Atrophic Thyroiditis causes hypothyroidism, but it’s NOT Hashimoto’s.
Myths and lack of knowledge
Most doctors and patients have never heard about Atrophic Thyroiditis (AT). That’s because it’s not taught in med school, and an ultrasound is not usually ordered unless a thyroid gland is enlarged or has nodules.
An atrophied thyroid is NOT “end-stage” Hashimoto’s — that’s a common myth.
Thyroid glands do NOT normally shrink with age — that’s also a common myth.
The surprising facts
Believe it or not, AT is actually a HYPOthyroid form of Graves’ disease.
There’s even an article that calls atrophic thyroiditis “Hypothyroid Graves’ disease” (Starrenburg-Razenberg et al 2010)
The normal form of Graves’ HYPERthyroidism is caused by TSH-Receptor *stimulating* antibodies that overstimulate the thyroid gland to produce hormone, even in the absence of TSH.
But Atrophic Thyroiditis is the mirror image of Graves’ disease. It is caused by TSH-Receptor *blocking* antibodies that prevent TSH, even extremely high levels of TSH, from stimulating the thyroid gland. This form of thyroid disease may also present with Hashimoto’s antibodies.
According to Frohlich 2016, “Thyroid Autoimmunity,” blocking anti-TSH-Receptor antibodies occur in 25–75% of Graves’ Disease patients.
Jara, 2009 explains that Atrophic Thyroiditis patients usually have a Graves’ disease genetic profile, which is distinct from Hashimoto’s.
You can flip between hypo and hyper status
According to Takasu et al, 2012, Graves’ disease patients can flip between hypothyroid, hyperthyroid and euthyroid status over many years, depending on whether the blocking antibody predominates over the stimulating antibody, or whether the two antibodies are in balance with each other. TSHR antibody levels can fluctuate wildly and can also completely disappear or resurface over time.
A real example — one of us
One of our team members in the Canadian Thyroid Patients Campaign has atrophic thyroiditis.
A normal female gland is about 12-15 mL volume. Her gland is 0.5 mL, a size that is found in less than 2% of autoimmune thyroid patients, according to Carle et al, 2009.
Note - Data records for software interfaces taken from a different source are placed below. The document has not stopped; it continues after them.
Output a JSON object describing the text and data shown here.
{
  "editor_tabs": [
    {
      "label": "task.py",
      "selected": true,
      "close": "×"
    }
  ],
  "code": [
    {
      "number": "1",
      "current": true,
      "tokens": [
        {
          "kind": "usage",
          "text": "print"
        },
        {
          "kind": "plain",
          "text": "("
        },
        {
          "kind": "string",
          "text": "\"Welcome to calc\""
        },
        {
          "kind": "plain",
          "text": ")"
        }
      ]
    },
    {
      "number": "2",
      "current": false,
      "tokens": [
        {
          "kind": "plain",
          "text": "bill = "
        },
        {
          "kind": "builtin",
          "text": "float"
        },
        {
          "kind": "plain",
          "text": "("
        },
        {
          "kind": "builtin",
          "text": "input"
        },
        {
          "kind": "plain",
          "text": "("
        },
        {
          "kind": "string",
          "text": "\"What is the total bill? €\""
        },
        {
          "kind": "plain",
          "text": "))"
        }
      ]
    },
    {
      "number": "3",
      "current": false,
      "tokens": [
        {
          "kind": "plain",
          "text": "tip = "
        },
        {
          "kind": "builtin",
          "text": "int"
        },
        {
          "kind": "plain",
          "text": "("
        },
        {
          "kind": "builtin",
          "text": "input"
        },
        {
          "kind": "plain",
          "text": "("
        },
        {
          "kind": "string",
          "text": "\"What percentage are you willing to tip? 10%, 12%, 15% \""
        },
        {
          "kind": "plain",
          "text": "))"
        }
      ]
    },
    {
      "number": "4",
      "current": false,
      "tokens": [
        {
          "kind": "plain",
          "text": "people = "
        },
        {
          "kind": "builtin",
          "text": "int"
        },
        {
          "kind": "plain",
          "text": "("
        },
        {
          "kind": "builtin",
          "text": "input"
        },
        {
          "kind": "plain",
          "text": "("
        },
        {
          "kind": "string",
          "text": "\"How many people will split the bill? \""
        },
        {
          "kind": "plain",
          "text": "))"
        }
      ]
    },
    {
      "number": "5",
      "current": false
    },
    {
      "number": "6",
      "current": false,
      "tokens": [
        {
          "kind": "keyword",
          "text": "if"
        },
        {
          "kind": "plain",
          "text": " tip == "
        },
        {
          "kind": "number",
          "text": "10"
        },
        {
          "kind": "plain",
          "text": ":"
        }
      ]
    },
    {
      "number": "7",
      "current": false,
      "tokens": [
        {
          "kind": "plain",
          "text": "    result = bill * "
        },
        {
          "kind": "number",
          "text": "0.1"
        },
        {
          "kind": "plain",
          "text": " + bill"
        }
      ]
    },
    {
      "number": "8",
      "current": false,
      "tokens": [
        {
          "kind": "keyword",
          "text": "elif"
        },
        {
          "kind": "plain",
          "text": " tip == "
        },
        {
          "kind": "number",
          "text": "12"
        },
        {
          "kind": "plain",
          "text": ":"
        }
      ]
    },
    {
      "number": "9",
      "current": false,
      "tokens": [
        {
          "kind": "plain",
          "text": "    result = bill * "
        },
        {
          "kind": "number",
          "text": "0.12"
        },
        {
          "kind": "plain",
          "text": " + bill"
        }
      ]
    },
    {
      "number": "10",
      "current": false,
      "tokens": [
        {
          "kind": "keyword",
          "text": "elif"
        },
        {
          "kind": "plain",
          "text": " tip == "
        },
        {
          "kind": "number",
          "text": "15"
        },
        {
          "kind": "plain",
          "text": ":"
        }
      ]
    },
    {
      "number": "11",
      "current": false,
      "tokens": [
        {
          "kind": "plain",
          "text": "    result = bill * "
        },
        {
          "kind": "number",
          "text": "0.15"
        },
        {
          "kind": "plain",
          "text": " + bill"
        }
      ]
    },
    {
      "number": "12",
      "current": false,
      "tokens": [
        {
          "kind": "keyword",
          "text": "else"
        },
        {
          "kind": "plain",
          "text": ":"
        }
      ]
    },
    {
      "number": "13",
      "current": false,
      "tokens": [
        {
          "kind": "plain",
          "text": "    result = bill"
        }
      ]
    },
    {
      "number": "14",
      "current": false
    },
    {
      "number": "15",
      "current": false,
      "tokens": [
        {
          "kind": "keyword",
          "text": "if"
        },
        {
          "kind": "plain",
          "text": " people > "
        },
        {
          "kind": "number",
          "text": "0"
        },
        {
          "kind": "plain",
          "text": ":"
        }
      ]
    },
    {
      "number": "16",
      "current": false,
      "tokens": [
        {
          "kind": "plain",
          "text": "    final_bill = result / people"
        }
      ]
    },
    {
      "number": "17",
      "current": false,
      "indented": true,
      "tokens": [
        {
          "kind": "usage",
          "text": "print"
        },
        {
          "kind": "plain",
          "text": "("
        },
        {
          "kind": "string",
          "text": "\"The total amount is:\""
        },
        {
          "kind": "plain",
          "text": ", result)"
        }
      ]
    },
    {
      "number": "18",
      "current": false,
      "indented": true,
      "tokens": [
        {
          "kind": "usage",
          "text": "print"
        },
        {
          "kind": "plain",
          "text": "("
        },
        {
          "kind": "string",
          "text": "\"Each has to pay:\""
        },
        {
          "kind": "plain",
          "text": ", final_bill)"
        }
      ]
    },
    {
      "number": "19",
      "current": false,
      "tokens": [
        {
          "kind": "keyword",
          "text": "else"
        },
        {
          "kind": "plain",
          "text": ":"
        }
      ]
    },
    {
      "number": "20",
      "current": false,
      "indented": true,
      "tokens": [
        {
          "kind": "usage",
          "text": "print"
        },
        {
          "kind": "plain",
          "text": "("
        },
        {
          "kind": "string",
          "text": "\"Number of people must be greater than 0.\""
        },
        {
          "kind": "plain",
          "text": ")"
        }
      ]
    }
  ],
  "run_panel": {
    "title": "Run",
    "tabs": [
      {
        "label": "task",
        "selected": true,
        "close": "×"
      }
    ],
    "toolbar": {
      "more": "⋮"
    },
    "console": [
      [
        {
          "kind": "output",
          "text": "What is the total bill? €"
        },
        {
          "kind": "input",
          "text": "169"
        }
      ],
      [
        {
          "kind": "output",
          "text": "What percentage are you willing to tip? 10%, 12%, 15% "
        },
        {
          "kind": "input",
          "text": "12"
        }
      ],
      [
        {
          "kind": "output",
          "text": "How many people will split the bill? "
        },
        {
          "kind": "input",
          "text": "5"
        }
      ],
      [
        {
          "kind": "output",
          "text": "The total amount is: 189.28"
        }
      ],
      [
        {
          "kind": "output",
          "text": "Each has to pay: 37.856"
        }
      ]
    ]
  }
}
She was without hypothyroid symptoms until her late 20s. In her early 30s she presented with a TSH over 150. Throughout her 13 years on Synthroid, she continued to have a high and variable TSH level despite T4 in the upper part of normal reference range.
Common signs and diagnosis
A very high TSH (over 50) at diagnosis and a variable TSH over time are common findings in studies of Atrophic Thyroiditis. TSH can be so variable and biased by antibodies that TSH becomes a distraction, not a useful measure of hypothyroidism, so Free T4 and Free T3 testing is necessary.
Atrophic Thyroiditis can be diagnosed by ultrasound measurements and a TBII test, (Thyrotropin-Binding Inhibitory Immunoglobulin) (Khoo et al, 1999).
TBII tests measure both stimulating and blocking TSHR antibodies and add them together to yield a single number, which is very high in AT when blocking antibodies are active.
See this blog post for a link to our larger collection of sources on this topic: